My second goal will be with the student technology fee and that’s ensuring that it is not only spent wisely, but that it’s spent to benefit the learning experience of all students on campus and that we’re not, say, replacing things that don’t need to be replaced yet, or we’re spending on projects that would only be used by a select group of people and wouldn’t be at all accessible by anybody else. It’s really important to keep in mind that while proposals for the student technology fee may be fairly interesting, and they may be really exciting and innovative, but they may not be good for the student body but be good for a select group of people who would use it. So that aspect is really important and also pursuing, working with the administration to make sure that the student technology fee is funded. It’s really difficult with the budget cuts to do that, because they’re not going to be as willing to contribute to it in the future just because they want to keep that money to put it towards other uses on campus, with the budget cuts and everything. But it’s really important that they also have an involvement with the fee, and that’s where my experience with being on the student technology fee committee gave me a really good idea of what goes on with that fee, how it works and how exactly the fee paying out of it goes.
My third goal is, I really want to work with the alumni association and career services to create new and better connections with students who are still here and then with recent graduates, to get them started on not just jobs but careers, so that people graduating, they’re not just [like], “I need to find a job, I need to find any job,” it’s “I want to get started in my career.” And we have a very strong alumni association, very strong alumni and have really good connections with different companies and students could really benefit from that, from having sort of that mentorship and networking that would be available there. So, I think the alumni association and career services have done a really good job at reaching out to students anyway, but I just want to push that, try to push that even further. And it’s definitely going to be difficult with finances as they are right now, creating new ways for those kind of connections to happen, but that’s something that I’m really passionate about.
ASR: When a student comes to you with a question that is beyond the scope of your job, how will you respond to this student?

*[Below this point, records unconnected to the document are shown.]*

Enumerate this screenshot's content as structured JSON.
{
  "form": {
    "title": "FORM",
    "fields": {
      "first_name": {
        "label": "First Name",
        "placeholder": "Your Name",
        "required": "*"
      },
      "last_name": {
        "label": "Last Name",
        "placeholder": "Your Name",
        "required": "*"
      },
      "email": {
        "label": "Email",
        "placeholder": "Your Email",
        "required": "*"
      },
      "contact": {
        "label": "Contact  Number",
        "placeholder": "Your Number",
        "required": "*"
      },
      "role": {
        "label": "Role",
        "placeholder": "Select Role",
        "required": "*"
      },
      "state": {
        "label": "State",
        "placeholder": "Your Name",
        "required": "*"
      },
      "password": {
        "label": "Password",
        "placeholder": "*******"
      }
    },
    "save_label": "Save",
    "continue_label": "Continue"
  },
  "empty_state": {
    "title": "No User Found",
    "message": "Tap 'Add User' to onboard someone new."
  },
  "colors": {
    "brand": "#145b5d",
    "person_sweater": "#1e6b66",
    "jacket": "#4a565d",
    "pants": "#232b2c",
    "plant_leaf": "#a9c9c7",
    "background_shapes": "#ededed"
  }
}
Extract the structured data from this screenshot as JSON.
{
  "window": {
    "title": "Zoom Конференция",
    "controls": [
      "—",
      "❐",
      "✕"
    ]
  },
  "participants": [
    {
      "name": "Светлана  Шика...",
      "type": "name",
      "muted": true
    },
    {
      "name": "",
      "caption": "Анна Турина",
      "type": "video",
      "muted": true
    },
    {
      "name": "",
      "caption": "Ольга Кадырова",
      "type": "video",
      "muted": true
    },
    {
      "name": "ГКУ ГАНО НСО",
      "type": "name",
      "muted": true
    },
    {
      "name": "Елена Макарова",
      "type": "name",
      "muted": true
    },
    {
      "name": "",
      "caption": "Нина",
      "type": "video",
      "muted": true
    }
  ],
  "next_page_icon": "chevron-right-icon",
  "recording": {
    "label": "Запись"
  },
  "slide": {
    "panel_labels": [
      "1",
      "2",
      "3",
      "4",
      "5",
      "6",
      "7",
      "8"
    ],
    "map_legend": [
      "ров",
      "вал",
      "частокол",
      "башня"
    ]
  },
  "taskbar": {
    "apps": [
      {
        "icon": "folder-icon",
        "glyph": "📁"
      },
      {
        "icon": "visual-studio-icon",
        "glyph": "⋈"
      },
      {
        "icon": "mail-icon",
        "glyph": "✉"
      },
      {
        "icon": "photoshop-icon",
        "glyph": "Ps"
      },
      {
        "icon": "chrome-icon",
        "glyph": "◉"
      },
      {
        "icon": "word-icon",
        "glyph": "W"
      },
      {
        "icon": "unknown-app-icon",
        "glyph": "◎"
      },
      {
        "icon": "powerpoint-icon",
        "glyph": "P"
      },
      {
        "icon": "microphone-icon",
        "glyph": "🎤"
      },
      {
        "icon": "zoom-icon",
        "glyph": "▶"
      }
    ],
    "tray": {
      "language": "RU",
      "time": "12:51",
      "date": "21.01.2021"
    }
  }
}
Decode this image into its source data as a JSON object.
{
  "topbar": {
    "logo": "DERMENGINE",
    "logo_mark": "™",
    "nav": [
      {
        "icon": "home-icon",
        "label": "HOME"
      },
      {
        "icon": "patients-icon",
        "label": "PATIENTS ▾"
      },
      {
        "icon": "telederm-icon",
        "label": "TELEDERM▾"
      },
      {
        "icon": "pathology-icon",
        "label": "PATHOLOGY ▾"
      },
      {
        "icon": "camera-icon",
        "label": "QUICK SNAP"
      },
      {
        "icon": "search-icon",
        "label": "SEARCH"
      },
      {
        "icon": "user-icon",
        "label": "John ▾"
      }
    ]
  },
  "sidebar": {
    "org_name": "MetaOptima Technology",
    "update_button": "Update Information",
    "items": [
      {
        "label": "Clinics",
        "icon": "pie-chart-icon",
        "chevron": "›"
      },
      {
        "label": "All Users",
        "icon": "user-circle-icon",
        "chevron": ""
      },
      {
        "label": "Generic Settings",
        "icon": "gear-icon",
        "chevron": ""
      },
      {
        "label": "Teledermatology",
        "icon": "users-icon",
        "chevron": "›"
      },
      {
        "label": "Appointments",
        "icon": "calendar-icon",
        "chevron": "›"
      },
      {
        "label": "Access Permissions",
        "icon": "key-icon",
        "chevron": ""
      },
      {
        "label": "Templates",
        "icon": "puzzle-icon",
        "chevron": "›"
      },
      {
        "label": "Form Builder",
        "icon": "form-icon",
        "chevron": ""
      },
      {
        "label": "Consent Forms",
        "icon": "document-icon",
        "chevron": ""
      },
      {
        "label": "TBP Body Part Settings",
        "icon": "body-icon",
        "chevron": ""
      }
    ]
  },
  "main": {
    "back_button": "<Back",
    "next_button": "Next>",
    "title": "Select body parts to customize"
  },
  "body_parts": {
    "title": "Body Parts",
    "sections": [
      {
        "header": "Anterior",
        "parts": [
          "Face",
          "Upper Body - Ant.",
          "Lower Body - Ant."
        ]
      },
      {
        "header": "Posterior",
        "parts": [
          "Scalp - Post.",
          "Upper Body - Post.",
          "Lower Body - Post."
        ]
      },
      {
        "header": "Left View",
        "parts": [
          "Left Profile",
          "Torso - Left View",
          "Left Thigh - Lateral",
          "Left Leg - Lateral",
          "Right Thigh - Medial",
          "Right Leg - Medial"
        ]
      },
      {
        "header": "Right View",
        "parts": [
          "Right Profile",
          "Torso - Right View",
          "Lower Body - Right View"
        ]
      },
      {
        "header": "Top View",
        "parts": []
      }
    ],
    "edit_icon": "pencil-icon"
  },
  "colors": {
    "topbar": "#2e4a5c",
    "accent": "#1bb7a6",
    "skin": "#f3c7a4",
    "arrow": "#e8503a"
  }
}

Brown: If it’s something that could be relayed to another vice president on the AS board, then that would be an ideal situation, if it’s something that I could say, well, that “you could talk to so and so, who’s the vice president for diversity or who’s the vice president for student life.” If it could be applied to them and the student’s issue could be addressed, then that would be ideal. If it’s something that I don’t know the answer to or I don’t know how to respond to it and nobody else does, I’m definitely not afraid to say “I don’t know, but I’ll find you someone who does know.” And, luckily with my experience through working in the Western library, [and] working as the Red Square Info Fair coordinator this fall, I’ve had a lot of experience in going to and finding out more about resources that are available on campus to students. So if a student comes to me with a concern, I can easily direct them to another office or another program that might really fit their needs at that moment in time.